> Description of the task
Every record must be restated exactly as written.

> Data shown

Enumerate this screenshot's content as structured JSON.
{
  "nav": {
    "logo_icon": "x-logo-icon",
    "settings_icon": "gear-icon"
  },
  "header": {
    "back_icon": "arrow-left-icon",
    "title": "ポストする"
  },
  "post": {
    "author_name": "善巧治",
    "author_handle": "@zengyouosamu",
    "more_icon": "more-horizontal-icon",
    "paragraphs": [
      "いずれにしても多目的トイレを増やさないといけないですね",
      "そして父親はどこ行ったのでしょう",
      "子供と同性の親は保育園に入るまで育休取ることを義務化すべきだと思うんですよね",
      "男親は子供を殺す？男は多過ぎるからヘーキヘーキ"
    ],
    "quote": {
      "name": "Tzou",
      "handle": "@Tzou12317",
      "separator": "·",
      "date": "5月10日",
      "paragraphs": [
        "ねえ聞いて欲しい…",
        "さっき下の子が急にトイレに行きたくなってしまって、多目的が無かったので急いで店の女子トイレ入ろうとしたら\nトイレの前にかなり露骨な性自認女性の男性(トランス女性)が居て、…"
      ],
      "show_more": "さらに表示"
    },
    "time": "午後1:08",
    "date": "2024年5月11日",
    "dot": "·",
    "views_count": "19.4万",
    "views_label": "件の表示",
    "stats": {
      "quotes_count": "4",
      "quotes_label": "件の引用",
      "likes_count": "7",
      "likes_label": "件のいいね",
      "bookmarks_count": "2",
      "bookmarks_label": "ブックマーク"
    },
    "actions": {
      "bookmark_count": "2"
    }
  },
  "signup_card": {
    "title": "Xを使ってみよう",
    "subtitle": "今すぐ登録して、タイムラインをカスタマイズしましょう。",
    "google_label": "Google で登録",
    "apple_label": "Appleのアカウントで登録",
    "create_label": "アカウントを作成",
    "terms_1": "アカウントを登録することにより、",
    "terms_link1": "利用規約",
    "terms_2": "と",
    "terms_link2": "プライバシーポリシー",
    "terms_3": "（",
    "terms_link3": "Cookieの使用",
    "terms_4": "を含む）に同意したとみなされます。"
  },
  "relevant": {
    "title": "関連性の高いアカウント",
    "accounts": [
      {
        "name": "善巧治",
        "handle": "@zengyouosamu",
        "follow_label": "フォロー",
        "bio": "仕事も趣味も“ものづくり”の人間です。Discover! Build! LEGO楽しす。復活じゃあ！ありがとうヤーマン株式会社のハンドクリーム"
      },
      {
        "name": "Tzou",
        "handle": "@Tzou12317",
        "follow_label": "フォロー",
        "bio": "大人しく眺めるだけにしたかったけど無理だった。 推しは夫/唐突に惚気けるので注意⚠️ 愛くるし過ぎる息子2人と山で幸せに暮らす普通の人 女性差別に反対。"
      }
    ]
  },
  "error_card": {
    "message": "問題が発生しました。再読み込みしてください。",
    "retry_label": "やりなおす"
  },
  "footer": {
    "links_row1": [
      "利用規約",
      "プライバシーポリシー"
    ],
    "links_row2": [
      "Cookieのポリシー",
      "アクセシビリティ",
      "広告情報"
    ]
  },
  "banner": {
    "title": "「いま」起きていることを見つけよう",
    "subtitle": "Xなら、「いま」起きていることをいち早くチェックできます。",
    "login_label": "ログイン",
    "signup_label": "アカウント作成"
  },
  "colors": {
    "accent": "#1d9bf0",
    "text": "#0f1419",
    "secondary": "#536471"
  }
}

> Result for this task
Enumerate this screenshot's content as structured JSON.
{
  "nav": {
    "logo_icon": "x-logo-icon",
    "settings_icon": "gear-icon"
  },
  "header": {
    "back_icon": "arrow-left-icon",
    "title": "ポストする"
  },
  "post": {
    "author_name": "善巧治",
    "author_handle": "@zengyouosamu",
    "more_icon": "more-horizontal-icon",
    "paragraphs": [
      "いずれにしても多目的トイレを増やさないといけないですね",
      "そして父親はどこ行ったのでしょう",
      "子供と同性の親は保育園に入るまで育休取ることを義務化すべきだと思うんですよね",
      "男親は子供を殺す？男は多過ぎるからヘーキヘーキ"
    ],
    "quote": {
      "name": "Tzou",
      "handle": "@Tzou12317",
      "separator": "·",
      "date": "5月10日",
      "paragraphs": [
        "ねえ聞いて欲しい…",
        "さっき下の子が急にトイレに行きたくなってしまって、多目的が無かったので急いで店の女子トイレ入ろうとしたら\nトイレの前にかなり露骨な性自認女性の男性(トランス女性)が居て、…"
      ],
      "show_more": "さらに表示"
    },
    "time": "午後1:08",
    "date": "2024年5月11日",
    "dot": "·",
    "views_count": "19.4万",
    "views_label": "件の表示",
    "stats": {
      "quotes_count": "4",
      "quotes_label": "件の引用",
      "likes_count": "7",
      "likes_label": "件のいいね",
      "bookmarks_count": "2",
      "bookmarks_label": "ブックマーク"
    },
    "actions": {
      "bookmark_count": "2"
    }
  },
  "signup_card": {
    "title": "Xを使ってみよう",
    "subtitle": "今すぐ登録して、タイムラインをカスタマイズしましょう。",
    "google_label": "Google で登録",
    "apple_label": "Appleのアカウントで登録",
    "create_label": "アカウントを作成",
    "terms_1": "アカウントを登録することにより、",
    "terms_link1": "利用規約",
    "terms_2": "と",
    "terms_link2": "プライバシーポリシー",
    "terms_3": "（",
    "terms_link3": "Cookieの使用",
    "terms_4": "を含む）に同意したとみなされます。"
  },
  "relevant": {
    "title": "関連性の高いアカウント",
    "accounts": [
      {
        "name": "善巧治",
        "handle": "@zengyouosamu",
        "follow_label": "フォロー",
        "bio": "仕事も趣味も“ものづくり”の人間です。Discover! Build! LEGO楽しす。復活じゃあ！ありがとうヤーマン株式会社のハンドクリーム"
      },
      {
        "name": "Tzou",
        "handle": "@Tzou12317",
        "follow_label": "フォロー",
        "bio": "大人しく眺めるだけにしたかったけど無理だった。 推しは夫/唐突に惚気けるので注意⚠️ 愛くるし過ぎる息子2人と山で幸せに暮らす普通の人 女性差別に反対。"
      }
    ]
  },
  "error_card": {
    "message": "問題が発生しました。再読み込みしてください。",
    "retry_label": "やりなおす"
  },
  "footer": {
    "links_row1": [
      "利用規約",
      "プライバシーポリシー"
    ],
    "links_row2": [
      "Cookieのポリシー",
      "アクセシビリティ",
      "広告情報"
    ]
  },
  "banner": {
    "title": "「いま」起きていることを見つけよう",
    "subtitle": "Xなら、「いま」起きていることをいち早くチェックできます。",
    "login_label": "ログイン",
    "signup_label": "アカウント作成"
  },
  "colors": {
    "accent": "#1d9bf0",
    "text": "#0f1419",
    "secondary": "#536471"
  }
}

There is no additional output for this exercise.